“Always be yourself, express yourself, have faith in yourself, do not go out and look for a successful personality and duplicate it.” –Bruce Lee

Adam Grant at Wharton found that two-thirds of people don’t strongly identify as introverts or extroverts. These people, which are the vast majority of us, are called ambiverts. Ambiverts have both introverted and extroverted tendencies. A balance of both would be considered an ambivert. The direction ambiverts lean toward varies greatly, depending on the situation.

Some introverts need their solitude as much as extroverts need their social interaction. As an ambivert, I need a little of both worlds. Recently I have been enjoying my solitude more than social interactions. Over the years, the severity of my bipolar symptoms caused me to isolate too much. Isolating has turned into a bad habit, but bad habits can be broken.

I understand it is imperative for me to socialize. I need to step out of my comfort zone, join some groups and find good people to be friends with. I may need to take baby steps in making this change as I am an ambivert, but that is okay. I just need to find a good balance with the introverted and extroverted parts of my personality.

First learn who you are. Then accept who are and embrace yourself lovingly. Love yourself. Learn to work with yourself versus fighting against yourself. Become the best version of yourself you can be.
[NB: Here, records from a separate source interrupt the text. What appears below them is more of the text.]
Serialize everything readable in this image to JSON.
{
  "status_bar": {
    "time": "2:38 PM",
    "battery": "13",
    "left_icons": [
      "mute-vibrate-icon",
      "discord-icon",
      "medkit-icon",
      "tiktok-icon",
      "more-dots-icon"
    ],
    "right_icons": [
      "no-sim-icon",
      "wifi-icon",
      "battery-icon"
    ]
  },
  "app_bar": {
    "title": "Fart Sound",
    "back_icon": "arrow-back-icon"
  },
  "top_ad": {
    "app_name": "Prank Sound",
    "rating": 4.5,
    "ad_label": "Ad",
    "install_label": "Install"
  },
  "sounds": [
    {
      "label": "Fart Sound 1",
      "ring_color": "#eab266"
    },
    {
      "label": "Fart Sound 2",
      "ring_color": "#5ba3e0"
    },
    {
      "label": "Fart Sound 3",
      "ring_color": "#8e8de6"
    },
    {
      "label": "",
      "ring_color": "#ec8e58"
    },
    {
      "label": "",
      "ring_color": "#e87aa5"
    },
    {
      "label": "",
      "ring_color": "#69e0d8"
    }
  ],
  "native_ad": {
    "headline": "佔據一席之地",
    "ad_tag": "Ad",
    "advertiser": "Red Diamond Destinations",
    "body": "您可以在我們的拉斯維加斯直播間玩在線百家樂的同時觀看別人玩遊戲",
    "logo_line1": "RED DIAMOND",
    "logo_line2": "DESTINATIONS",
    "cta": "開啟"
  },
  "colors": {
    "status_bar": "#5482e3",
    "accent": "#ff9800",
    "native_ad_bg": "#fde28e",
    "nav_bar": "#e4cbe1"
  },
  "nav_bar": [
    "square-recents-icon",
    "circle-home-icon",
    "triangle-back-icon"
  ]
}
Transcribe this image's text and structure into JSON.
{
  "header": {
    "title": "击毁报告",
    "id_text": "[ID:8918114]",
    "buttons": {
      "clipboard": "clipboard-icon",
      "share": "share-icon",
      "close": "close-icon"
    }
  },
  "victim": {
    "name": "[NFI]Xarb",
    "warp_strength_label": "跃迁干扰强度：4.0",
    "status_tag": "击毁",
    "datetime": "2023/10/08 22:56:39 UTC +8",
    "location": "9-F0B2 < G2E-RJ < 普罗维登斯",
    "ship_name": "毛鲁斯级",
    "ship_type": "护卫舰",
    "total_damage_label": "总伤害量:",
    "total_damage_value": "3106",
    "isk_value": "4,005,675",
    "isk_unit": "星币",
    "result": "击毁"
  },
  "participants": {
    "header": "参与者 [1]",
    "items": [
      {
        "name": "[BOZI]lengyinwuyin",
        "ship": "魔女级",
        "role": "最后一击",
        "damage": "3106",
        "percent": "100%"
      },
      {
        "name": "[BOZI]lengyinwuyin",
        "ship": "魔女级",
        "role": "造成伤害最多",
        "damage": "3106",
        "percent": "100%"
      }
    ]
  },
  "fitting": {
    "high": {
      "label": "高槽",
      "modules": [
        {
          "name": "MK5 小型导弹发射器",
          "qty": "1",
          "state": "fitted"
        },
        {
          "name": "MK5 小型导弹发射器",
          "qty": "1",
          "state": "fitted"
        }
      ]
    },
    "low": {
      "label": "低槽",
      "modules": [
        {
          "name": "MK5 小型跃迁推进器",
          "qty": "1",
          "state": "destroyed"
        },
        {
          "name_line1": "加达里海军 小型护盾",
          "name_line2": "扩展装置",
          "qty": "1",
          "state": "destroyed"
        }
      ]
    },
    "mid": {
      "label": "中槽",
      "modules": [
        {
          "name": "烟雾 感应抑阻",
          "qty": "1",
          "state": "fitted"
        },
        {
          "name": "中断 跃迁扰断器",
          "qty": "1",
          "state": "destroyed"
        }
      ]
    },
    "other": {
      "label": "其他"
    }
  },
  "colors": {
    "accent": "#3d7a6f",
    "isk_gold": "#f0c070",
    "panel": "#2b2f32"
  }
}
Copyright © 2018 by Susan Walz | myloudbipolarwhispers.com | All Righs Reserved.